[Work item]:
Where the string "icon" occurs in a line of the data below, that line should be copied.

[Exercise inputs]:
- - - - -

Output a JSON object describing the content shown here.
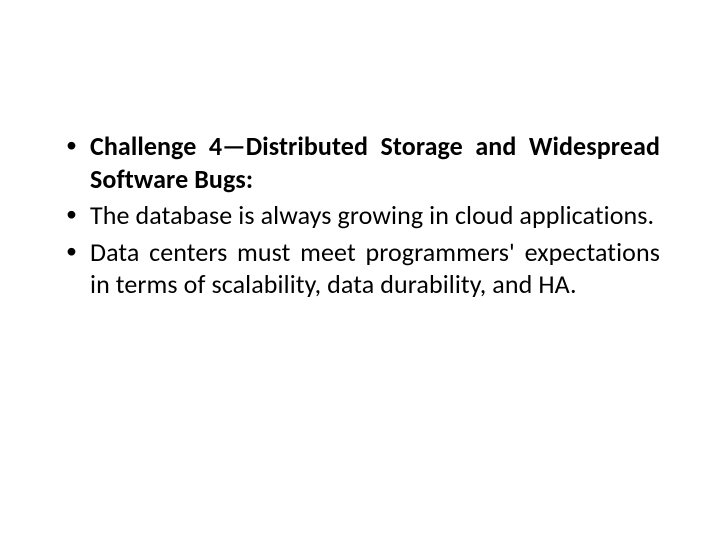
{
  "slide": {
    "bullets": [
      {
        "bold": "Challenge 4—Distributed Storage and Widespread Software Bugs:",
        "rest": ""
      },
      {
        "bold": "",
        "rest": "The database is always growing in cloud applications."
      },
      {
        "bold": "",
        "rest": "Data centers must meet programmers' expectations in terms of scalability, data durability, and HA."
      }
    ]
  }
}
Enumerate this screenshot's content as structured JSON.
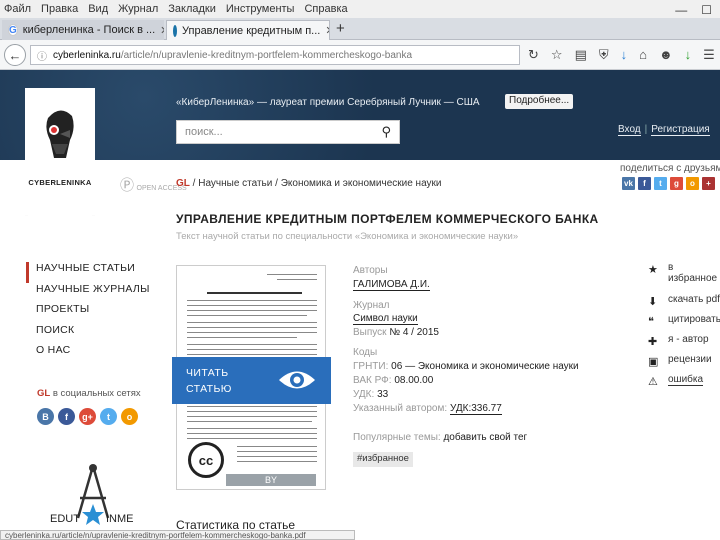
{
  "menubar": {
    "items": [
      "Файл",
      "Правка",
      "Вид",
      "Журнал",
      "Закладки",
      "Инструменты",
      "Справка"
    ]
  },
  "tabs": [
    {
      "title": "киберленинка - Поиск в ..."
    },
    {
      "title": "Управление кредитным п..."
    }
  ],
  "url": {
    "host": "cyberleninka.ru",
    "path": "/article/n/upravlenie-kreditnym-portfelem-kommercheskogo-banka"
  },
  "site": {
    "laureate": "«КиберЛенинка» — лауреат премии Серебряный Лучник — США",
    "more_button": "Подробнее...",
    "search_placeholder": "поиск...",
    "login": "Вход",
    "register": "Регистрация",
    "logo_text": "CYBERLENINKA",
    "oa_text": "OPEN ACCESS"
  },
  "breadcrumb": {
    "gl": "GL",
    "scientific": "Научные статьи",
    "category": "Экономика и экономические науки"
  },
  "share": {
    "label": "поделиться с друзьями"
  },
  "article": {
    "title": "УПРАВЛЕНИЕ КРЕДИТНЫМ ПОРТФЕЛЕМ КОММЕРЧЕСКОГО БАНКА",
    "subtitle": "Текст научной статьи по специальности «Экономика и экономические науки»",
    "read_button_line1": "ЧИТАТЬ",
    "read_button_line2": "СТАТЬЮ",
    "cc": "cc",
    "by": "BY"
  },
  "leftnav": {
    "items": [
      "НАУЧНЫЕ СТАТЬИ",
      "НАУЧНЫЕ ЖУРНАЛЫ",
      "ПРОЕКТЫ",
      "ПОИСК",
      "О НАС"
    ],
    "social_gl": "GL",
    "social_label": " в социальных сетях"
  },
  "meta": {
    "authors_label": "Авторы",
    "author": "ГАЛИМОВА Д.И.",
    "journal_label": "Журнал",
    "journal": "Символ науки",
    "issue_label": "Выпуск",
    "issue": "№ 4 / 2015",
    "codes_label": "Коды",
    "grnti_label": "ГРНТИ: ",
    "grnti": "06 — Экономика и экономические науки",
    "vak_label": "ВАК РФ: ",
    "vak": "08.00.00",
    "udk_label": "УДК: ",
    "udk": "33",
    "author_udk_label": "Указанный автором: ",
    "author_udk": "УДК:336.77",
    "topics_label": "Популярные темы: ",
    "topics_link": "добавить свой тег",
    "tag": "#избранное",
    "stats_title": "Статистика по статье"
  },
  "actions": [
    {
      "icon": "star",
      "label": "в избранное"
    },
    {
      "icon": "download",
      "label": "скачать pdf"
    },
    {
      "icon": "quote",
      "label": "цитировать"
    },
    {
      "icon": "author",
      "label": "я - автор"
    },
    {
      "icon": "review",
      "label": "рецензии"
    },
    {
      "icon": "error",
      "label": "ошибка"
    }
  ],
  "statusbar": "cyberleninka.ru/article/n/upravlenie-kreditnym-portfelem-kommercheskogo-banka.pdf",
  "edut": {
    "left": "EDUT",
    "right": "INME"
  },
  "colors": {
    "header_bg": "#1c3550",
    "accent_red": "#c0392b",
    "read_button": "#2a6ebb"
  }
}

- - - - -

[Result for this exercise]:
      "icon": "star",
      "icon": "download",
      "icon": "quote",
      "icon": "author",
      "icon": "review",
      "icon": "error",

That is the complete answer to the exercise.